Director: David Ren
Starring: Jason Yee, Ron Yuan, Samantha Streets, Sasha Grey, Dominique Swain, Gary Stretch
A pulpy, low-budget slice of film noir cross-pollinated with a martial arts flick, the curiously titled “The Girl From the Naked Eye” will certainly win no awards for great originality, but nonetheless serves as a stylish and engaging little vehicle for the surly charms of star Jason Yee, as well as its filmmaking team. The sophomore effort of director David Ren (“Shanghai Kiss”), the movie is a case of style over substance, to be sure, but boy is that style impressive on what must have been a shoestring budget.
When a young Los Angeles escort, Sandy (Samantha Streets), is murdered, her protective and grief-stricken driver, Jake (Yee), confronts strip club owner Simon (Ron Yuan) about who might have been the culprit, as flashbacks fill in the story of their unusual friendship. Sensing that Simon isn’t telling him everything, Jake then starts dropping beatdowns left and right, cutting a swathe of retribution across the night. This leads him to Simon’s gun-dealing gangland benefactor, Frank (Gary Street), who also has the benefit of a police shield. Dominique Swain pops up in a small, flirty role, as does adult film star Sasha Grey (the lead in Steven Soderbergh’s “The Girlfriend Experience”); that they’re well integrated amongst all the fisticuffs is a further credit to Ren and his collaborators.

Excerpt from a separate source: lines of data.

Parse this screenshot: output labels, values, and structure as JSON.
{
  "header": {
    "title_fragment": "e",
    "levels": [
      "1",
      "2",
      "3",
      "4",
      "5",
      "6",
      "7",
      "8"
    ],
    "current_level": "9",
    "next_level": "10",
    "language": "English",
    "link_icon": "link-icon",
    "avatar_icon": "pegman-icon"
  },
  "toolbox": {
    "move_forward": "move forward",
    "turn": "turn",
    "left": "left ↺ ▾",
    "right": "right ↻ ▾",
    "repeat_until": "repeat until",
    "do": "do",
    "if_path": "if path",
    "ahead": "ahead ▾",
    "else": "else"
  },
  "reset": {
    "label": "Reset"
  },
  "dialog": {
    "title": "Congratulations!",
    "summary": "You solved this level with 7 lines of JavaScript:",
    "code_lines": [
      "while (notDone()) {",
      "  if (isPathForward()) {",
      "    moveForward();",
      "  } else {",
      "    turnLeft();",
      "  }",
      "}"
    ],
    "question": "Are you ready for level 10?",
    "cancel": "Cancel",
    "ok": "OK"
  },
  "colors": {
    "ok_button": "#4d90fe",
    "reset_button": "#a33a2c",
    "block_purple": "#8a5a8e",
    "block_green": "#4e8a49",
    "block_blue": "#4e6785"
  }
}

If the hardboiled plot description above inspires little more than a yawn, unabashed B-movie “The Girl From the Naked Eye” actually has a lot going for it. Shooting digitally (and almost entirely at night), Ren and cinematographer Max Da-Yung Wang concoct a rich, foreboding visual palette that doesn’t get lost in the murky darkness of the film’s noir-ish roots. And Ren — working with Yee on the choreography of the fight sequences — doesn’t overdo it on the spastic edits, gifting his movie the benefit of a real personality.

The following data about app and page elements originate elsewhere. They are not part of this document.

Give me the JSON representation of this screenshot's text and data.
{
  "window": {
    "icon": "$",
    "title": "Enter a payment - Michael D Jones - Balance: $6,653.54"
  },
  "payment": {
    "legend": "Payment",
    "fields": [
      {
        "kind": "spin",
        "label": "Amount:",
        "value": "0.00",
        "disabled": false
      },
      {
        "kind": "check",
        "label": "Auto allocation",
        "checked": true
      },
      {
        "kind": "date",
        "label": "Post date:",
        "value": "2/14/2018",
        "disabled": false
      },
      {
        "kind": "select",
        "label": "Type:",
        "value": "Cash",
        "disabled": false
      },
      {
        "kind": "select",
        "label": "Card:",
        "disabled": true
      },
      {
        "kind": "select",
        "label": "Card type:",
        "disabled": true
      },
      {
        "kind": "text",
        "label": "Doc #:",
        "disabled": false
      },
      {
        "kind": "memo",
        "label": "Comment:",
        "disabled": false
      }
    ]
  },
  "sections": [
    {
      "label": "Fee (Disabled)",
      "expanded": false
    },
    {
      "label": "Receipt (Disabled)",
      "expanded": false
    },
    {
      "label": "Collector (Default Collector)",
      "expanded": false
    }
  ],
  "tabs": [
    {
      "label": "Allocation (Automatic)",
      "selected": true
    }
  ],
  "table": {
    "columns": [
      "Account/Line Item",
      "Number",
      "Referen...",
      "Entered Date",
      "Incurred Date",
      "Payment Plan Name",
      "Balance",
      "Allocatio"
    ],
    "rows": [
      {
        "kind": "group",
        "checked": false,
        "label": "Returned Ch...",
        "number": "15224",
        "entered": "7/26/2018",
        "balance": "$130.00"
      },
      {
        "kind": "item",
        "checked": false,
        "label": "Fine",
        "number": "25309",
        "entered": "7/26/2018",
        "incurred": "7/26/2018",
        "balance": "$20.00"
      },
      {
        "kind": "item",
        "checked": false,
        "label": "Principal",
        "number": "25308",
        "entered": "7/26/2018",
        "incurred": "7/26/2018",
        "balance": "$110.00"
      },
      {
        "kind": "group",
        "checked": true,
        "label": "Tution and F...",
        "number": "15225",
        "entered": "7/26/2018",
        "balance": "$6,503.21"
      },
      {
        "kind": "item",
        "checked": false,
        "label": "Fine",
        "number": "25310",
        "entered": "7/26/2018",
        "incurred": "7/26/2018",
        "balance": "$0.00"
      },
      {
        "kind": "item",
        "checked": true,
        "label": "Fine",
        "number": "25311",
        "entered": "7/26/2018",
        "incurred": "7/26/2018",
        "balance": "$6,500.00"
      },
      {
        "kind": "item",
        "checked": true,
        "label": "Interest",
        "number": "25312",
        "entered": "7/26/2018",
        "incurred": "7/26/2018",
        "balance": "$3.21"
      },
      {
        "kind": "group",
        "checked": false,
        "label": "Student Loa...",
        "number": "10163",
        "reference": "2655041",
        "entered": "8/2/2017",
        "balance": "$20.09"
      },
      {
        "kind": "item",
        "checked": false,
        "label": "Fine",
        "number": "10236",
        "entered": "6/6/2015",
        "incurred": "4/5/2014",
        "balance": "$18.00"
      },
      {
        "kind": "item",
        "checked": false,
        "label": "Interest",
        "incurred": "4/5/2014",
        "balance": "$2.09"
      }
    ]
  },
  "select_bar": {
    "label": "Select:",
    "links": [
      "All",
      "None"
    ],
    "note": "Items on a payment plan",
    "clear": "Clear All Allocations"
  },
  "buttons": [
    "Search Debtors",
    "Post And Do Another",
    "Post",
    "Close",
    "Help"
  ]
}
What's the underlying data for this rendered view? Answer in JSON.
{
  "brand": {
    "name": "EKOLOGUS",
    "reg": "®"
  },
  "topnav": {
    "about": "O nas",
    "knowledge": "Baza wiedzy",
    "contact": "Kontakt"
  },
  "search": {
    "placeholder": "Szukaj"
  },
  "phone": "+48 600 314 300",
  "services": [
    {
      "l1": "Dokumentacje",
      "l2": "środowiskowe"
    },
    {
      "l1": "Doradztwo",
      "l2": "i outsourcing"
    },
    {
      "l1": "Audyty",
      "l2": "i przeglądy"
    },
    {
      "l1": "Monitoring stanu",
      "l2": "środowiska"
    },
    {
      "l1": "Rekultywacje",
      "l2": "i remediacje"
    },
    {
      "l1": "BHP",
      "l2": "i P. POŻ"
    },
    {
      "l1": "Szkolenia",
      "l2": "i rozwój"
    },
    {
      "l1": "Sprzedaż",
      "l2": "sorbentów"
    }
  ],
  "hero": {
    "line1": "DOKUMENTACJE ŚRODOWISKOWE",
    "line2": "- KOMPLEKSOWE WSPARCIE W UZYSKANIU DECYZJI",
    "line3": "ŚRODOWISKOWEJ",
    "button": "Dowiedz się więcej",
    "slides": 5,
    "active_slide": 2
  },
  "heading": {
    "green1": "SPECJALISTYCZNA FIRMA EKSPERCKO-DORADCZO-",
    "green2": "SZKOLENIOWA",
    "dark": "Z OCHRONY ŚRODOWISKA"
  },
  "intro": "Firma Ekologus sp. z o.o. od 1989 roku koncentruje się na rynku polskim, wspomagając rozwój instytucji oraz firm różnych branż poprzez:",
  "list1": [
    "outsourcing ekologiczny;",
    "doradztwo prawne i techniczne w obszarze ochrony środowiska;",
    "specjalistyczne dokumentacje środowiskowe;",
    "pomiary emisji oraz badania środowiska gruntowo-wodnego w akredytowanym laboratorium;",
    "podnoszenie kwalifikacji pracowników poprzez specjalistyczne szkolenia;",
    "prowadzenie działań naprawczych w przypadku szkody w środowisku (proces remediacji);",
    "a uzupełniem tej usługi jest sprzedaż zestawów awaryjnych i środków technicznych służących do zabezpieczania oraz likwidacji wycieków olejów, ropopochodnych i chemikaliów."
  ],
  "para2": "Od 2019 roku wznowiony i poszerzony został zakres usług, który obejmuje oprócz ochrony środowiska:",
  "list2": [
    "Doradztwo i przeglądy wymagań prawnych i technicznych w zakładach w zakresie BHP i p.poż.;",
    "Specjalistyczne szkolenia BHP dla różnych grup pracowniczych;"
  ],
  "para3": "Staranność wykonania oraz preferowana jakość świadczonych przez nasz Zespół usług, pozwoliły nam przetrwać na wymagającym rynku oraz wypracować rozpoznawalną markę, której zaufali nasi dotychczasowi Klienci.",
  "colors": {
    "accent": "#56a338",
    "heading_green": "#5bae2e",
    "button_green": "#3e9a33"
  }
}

Still, the story here is thin, and propped up less by real characters and more by a referential love for its genre forerunners. Both in the name of its crusading protagonist and various tossed-off bits of dialogue (“You don’t know when to quit, do you Jake?”), “The Girl From the Naked Eye” echoes “Chinatown” and a dozen another miniaturized knock-offs. Story-wise, there aren’t reasonably enough obstacles to stretch this out to feature-length, even at a paltry 84 minutes that includes an extended closing credits crawl. Streets has a bouncy, vibrant charm not fully exploited; the movie would have benefited from more of a focus on Sandy’s relationship with Jake, even if it meant sacrificing a bit of knuckle-dusting.
All that said, those demerits almost all relate to sins of omission, and/or the movie’s DNA make-up. If it doesn’t live up to the wildness of Park Chan-Wook’s “Old Boy,” another obvious antecedent and inspiration, “The Girl From the Naked Eye” at least makes good on its modest aims, allowing Yee to slap silly a bunch of would-be human roadblocks. There are moments of sly charm and connection here, making this polished movie a treat for fans of indie genre fare.
Written by: Brent Simon